Located in the Ensanche, taken over by the bourgeoisie at the beginning of the 20th century, and surrounded by stately buildings, it was built between 1914 and 1916. Thus, the demands of the residents, who had to move to the distant Central Market or Ruzafa Market to meet provision your pantries.
This National Monument designed by the architect Francisco Mora, stands on the former Marqués de Campo gas factory. Participate in the modernist vision of architecture as a total work of art.
Mora, Gaudí’s student with whom he learned in the construction of the Holy Family, gives prominence to forging and iron, but also to a profuse decoration. The Mercado de Colón occupies 3,500 square meters, distributed in three warehouses, the central one with 18.60 meters high.
The cast iron columns, the brick, the polychrome ceramics as an ornamental element in mosaics and cladding, the glass, the artificial stone, used for the Mercado’s iconographic program, and the carpentry respond to this modernist conception.
The interior has 36 iron columns, and on the roof there are two chimneys topped with ceramic-lined curved shapes. The Y-shaped open side canopies are reminiscent of a train station. In addition to surrounding the market with greater ventilation, they give the place an industrial air.
The recalling façade of Jorge Juan Street contains a complete iconography on the trades present in the original market, from poultry (turkeys, ducks, pheasant chickens, geese) to butchery (pigs, cows, rabbits).
Fishmongers (Norway lobster, eels, fish, molluscs), vegetables (pumpkins, cucumbers, tomatoes), and fruit (figs, lemons, apricots, vines, melons, pomegranates, apples, oranges, pears) are also represented. In addition to snails -typical in Valencian gastronomy- or flowers.
Inaugurated on Christmas Eve 1916 with great pageantry, it went into decline, both due to the retirement of merchants and the lack of maintenance. After its restoration (2003), which received the Europa Nostra Award for the best architectural intervention, it has become an impressive center for restaurants and hospitality.

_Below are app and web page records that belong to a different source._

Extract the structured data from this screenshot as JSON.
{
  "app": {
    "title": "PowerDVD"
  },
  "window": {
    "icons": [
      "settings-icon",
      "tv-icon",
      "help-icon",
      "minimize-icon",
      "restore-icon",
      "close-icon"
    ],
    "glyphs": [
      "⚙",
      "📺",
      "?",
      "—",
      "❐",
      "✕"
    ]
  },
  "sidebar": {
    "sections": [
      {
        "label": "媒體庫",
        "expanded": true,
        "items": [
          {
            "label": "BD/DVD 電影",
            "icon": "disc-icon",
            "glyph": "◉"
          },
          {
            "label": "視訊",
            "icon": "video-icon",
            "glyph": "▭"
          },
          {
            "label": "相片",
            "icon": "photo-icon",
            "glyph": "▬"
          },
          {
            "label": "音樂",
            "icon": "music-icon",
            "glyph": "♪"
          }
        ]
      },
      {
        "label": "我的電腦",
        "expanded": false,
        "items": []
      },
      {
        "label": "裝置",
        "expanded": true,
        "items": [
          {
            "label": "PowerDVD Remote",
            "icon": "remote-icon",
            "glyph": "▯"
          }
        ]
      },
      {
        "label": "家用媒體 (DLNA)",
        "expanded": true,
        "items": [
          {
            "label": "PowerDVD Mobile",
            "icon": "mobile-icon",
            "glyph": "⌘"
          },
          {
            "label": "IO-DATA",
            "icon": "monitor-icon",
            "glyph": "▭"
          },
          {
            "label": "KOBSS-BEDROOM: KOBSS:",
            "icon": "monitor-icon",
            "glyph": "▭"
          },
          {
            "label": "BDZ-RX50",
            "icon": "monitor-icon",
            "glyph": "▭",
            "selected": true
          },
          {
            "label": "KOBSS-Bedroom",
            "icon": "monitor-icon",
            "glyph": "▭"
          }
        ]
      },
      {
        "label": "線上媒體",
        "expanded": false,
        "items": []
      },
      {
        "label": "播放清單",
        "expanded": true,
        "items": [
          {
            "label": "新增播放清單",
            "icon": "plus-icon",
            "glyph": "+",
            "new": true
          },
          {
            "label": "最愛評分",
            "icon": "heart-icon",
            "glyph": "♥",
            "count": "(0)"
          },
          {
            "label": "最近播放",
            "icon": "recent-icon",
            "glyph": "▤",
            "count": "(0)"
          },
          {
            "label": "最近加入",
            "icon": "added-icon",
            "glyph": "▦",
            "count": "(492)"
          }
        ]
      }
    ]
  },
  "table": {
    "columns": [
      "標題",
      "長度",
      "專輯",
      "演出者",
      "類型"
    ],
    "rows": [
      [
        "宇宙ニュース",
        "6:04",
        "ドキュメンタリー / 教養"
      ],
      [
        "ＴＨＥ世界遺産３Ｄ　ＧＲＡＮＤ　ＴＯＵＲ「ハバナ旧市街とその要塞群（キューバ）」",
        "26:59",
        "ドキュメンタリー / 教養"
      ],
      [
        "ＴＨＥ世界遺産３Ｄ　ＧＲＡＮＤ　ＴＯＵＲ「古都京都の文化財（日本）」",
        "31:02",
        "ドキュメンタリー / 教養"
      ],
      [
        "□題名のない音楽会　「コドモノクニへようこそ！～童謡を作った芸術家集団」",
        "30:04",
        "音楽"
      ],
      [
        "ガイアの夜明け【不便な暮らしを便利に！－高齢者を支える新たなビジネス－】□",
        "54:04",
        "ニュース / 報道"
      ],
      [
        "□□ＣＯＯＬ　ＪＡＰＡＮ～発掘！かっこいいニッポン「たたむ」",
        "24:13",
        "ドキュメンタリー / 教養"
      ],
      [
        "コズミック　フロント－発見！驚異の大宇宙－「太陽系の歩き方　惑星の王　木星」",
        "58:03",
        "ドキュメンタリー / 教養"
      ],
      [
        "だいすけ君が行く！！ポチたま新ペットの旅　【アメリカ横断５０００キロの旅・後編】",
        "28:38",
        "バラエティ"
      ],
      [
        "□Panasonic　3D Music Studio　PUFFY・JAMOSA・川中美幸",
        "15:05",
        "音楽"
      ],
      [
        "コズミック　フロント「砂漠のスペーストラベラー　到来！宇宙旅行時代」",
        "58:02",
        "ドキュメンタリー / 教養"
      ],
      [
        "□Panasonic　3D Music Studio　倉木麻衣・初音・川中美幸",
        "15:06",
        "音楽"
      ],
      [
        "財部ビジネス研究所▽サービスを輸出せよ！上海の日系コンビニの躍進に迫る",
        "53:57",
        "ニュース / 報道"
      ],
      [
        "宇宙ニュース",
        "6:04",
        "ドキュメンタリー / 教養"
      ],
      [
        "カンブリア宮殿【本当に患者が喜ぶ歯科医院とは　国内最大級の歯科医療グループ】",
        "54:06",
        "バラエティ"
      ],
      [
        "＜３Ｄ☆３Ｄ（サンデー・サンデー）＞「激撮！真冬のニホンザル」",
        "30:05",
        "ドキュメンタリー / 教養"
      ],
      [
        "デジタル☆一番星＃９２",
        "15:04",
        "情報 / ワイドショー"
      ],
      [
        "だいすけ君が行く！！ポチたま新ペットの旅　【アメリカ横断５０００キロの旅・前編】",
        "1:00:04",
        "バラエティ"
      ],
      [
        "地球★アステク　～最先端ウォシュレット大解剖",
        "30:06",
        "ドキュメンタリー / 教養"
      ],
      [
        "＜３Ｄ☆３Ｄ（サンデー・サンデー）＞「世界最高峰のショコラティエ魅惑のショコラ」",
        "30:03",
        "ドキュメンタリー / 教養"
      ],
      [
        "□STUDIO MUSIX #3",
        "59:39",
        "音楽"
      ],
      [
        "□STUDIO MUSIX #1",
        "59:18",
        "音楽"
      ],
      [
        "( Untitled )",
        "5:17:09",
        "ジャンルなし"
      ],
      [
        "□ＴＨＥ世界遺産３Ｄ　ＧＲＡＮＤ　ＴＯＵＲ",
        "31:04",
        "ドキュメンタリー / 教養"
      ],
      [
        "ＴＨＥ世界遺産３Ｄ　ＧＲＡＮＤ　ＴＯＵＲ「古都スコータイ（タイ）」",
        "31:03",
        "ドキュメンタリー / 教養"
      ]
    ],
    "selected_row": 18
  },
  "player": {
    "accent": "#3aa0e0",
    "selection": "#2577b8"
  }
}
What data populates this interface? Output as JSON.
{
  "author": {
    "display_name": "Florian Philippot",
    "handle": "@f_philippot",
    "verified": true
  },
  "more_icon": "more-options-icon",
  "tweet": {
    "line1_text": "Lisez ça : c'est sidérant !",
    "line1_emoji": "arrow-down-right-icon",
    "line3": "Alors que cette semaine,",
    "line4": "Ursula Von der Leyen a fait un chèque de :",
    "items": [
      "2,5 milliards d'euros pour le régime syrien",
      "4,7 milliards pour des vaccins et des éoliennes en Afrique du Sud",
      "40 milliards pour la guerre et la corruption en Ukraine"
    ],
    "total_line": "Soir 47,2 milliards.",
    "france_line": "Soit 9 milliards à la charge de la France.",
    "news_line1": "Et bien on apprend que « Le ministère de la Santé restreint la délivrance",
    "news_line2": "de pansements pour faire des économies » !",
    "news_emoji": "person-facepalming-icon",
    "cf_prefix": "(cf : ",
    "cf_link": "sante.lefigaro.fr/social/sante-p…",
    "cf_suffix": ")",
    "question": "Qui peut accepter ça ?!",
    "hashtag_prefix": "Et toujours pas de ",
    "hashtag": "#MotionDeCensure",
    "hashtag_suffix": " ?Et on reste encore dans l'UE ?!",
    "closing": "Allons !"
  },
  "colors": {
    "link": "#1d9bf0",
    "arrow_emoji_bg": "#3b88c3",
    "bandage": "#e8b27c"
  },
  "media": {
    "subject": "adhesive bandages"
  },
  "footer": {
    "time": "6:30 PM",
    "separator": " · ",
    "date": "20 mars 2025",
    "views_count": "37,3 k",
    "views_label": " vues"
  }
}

Surrounded by elegant buildings. Close to the old Turia riverbed, and separated by the Gran Vía Marqués del Turia from another mythical Valencia leisure area, Cánovas, it has established itself as one of the coolest and most bustling places in Valencia. Gourmet modernism meets at the Mercado de Colón in Valencia